Demos work best for features that span multiple releases, or are actively being iterated on.
The audience is for any stakeholder of this feature that's interested in the progress of the feature. Though usually mainly comprises of the team, and their product manager.
A demo starts with a script, which contains actions which the demo'er will take to show the feature. List each step, however small it might look to expose implicit dependencies. For example:
Create a new project by clicking the
+icon -> New project and fill out the form
Exposes that a new project created by pushing to a remote in the users namespace might, or might not work.
A script has two parts, the preparation section is to be executed by the demo'er before the demo. This section should be as small as reasonable, to uncover the setup cost of the feature by the end user, but also to analyze how easy it would be to develop productively on this feature. The second section is the demo itself, executed during the call.
The script should be ambitious, to the extend that each demo should fail. If all steps of the demo were successful, the script wasn't ambitious enough.
The engineering manager should set up a recurring Zoom call, which starts recording automatically. Recordings allow team members unable to join to get up to speed asynchronously.
When the demo starts, make sure there's a document where each participant can take notes in. Notes should reflect observed issues, potential script improvements, areas to explore in future demos (what-if scenarios), and successes.

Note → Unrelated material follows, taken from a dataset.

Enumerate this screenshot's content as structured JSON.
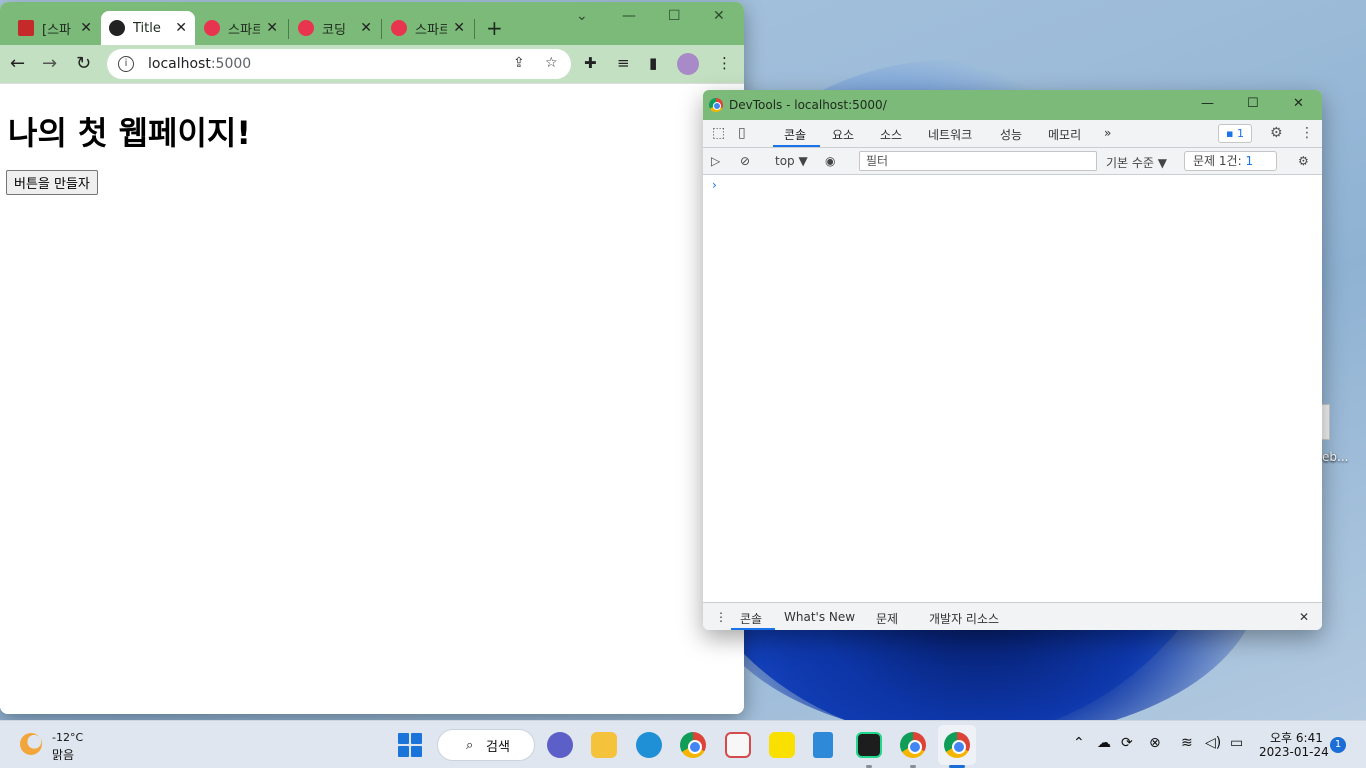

Reserve the last 5 minutes of the demo to reflect on it. Start of my listing the unexpected failures, assign a DRI to create the issue and determine the priority. After the failures, suggest additions and removal of steps to the script. What other areas could be added? After several runs of the demo, the time it used to take will probably be less than it was in the beginning, which in turn allows for extension of the script. When steps are removed is another good time to acknowledge progress. Guard against removal of steps before they were demo'ed successfully, in anticipation of a fix being delivered.
Last up; announce the person to demo next. Cycling demo'er reduces risk, and reduces the risk that some bugs aren't uncovered based on the environment the code runs in.
It's recommended to live stream on the GitLab Unfiltered channel.